Animals to Look Out for When You Visit Australia

Australia has a lot more to offer than beautiful beaches and spirited cities. Its reputation for spectacularly unique wildlife is a well-deserved one and seeing as much of it as you can should always be a priority when you visit the continent.

Did you know that over 80% of Australia’s mammals, plants, and reptiles are exclusive to that country and can’t be found anywhere else in the world?


There are crocodiles all over the country, but especially in Darwin, in the Northern Territory, situated on the Timor Sea.

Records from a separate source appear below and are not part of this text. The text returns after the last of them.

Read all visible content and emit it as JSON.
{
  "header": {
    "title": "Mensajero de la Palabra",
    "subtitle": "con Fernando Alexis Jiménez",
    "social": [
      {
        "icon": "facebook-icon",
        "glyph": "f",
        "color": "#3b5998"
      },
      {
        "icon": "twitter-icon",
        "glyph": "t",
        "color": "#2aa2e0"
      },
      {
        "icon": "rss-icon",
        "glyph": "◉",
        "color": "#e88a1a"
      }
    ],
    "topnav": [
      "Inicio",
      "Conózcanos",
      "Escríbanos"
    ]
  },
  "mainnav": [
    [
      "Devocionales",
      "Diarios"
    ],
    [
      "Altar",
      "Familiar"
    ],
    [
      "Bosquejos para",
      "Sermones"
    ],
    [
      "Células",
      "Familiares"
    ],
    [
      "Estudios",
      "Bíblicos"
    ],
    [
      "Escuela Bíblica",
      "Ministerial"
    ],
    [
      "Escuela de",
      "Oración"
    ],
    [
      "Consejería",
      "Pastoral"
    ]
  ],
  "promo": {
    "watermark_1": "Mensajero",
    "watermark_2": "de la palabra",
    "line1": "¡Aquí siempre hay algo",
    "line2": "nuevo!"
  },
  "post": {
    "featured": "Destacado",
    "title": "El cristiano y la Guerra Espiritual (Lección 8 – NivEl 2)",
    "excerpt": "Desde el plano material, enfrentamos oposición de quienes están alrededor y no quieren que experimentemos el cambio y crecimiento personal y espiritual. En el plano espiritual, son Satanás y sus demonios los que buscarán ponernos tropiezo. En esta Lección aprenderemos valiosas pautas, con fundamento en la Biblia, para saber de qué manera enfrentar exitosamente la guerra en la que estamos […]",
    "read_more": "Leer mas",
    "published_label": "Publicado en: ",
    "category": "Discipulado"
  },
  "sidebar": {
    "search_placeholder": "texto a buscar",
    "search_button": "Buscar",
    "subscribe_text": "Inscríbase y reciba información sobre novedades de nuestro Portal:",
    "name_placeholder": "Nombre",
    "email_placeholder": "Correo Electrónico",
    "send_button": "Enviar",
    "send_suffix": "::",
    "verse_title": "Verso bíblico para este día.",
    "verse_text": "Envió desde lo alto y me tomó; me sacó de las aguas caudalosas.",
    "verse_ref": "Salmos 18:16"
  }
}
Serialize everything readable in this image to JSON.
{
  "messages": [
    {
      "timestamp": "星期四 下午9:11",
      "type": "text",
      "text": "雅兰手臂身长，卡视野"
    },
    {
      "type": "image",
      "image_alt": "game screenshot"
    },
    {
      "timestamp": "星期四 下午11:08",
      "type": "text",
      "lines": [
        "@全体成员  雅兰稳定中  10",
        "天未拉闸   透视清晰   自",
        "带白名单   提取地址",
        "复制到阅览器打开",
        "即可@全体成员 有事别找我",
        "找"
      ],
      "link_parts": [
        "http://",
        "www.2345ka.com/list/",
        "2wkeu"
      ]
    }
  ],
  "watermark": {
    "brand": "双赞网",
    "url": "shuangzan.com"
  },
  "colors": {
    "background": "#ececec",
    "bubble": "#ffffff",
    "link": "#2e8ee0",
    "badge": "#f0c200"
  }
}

If you’re looking for a close encounter, head to Crocosaurus Cove to share 15 minutes with a giant reptile in the Cage of Death!


The dingo is the biggest carnivorous mammal in the country and is found everywhere except Tasmania.

It’s a type of wild dog and the best place to spot them is on Fraser Island, off the eastern Queensland coast, in Kimberley in Western Australia, and across the deserts of the Northern Territory and South Australia.


By far the most famous animal to come out of this country, kangaroos are easily found in most of the rural areas in Australia.

There are also many tours available that will have you picked up from your hotel, escorted out on a sightseeing adventure, and then returned safely afterwards. After sharing your pics on all your social media networks you can relax in comfort and unwind with room service, a hot bath, and the Bingo games for Australians so widely provided for online.


Koalas are just about the cutest animals in the world and their fur is as soft as you could imagine!

Most of the wildlife parks in Australia will let you pet them and you may even be lucky enough to hold one if you do your research properly and head to a sanctuary that allows this.

You’ll also be able to spot them in the wild if your journey takes you along the temperate eastern coast.

Tasmanian Devils

Although there are some Tasmanian devils in wildlife parks, they’re famously elusive and wildly erratic, so the vast majority of these creatures remain in the wild.

They were dubbed Devils by European settlers because of their dark colouring, spine-chilling screams, and terrible temperaments.

Whale Sharks

Swimming with gigantic whale sharks on the Western Australian Coral Coast is the thrill of a lifetime. The best time of the year to do this is between March and July at the Ningaloo Marine Park on a coast certified as a World Heritage Site in the north-west region of Western Australia.

These spectacular creatures are often 18 metres long but, happily, are harmless.


Stout wombats, due to their burrowing natures, can be hard to spot in the wild because they can head underground so quickly. They inhabit extensive subterrestrial systems created by their big front teeth and powerful claws.

Head to the Blue National Park in New South Wales to see them, or go to the Wilsons Promontory in Victoria.